[Start of Attachment]

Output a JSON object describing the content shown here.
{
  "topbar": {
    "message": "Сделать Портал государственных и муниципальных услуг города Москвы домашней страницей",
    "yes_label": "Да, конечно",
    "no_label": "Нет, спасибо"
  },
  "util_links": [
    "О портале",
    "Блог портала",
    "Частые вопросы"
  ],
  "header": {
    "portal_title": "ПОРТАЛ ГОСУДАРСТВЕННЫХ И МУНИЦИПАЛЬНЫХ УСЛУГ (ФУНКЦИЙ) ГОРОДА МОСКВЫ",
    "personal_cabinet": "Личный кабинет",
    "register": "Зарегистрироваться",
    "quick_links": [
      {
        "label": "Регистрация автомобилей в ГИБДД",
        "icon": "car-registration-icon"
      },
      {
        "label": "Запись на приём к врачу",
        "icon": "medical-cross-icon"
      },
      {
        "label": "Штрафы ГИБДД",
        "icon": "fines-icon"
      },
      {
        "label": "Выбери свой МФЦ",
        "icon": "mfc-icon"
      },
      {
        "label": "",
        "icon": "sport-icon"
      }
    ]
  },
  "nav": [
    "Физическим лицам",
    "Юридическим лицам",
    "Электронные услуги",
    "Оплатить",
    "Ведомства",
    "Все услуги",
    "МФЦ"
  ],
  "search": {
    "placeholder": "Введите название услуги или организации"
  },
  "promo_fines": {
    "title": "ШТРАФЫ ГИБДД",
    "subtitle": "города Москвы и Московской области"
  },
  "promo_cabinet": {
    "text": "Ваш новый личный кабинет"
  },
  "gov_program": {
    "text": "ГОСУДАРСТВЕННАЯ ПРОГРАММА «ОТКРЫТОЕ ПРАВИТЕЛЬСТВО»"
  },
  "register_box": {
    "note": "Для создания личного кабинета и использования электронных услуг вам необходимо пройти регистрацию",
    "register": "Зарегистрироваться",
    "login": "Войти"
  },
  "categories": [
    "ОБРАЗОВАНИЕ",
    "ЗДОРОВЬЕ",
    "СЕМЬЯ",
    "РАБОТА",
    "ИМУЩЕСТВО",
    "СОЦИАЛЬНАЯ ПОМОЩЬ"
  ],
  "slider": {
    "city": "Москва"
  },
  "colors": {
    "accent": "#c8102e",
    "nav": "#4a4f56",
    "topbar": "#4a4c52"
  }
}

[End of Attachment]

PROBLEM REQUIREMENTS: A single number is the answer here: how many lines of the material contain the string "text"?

SOLVED PROBLEM: 2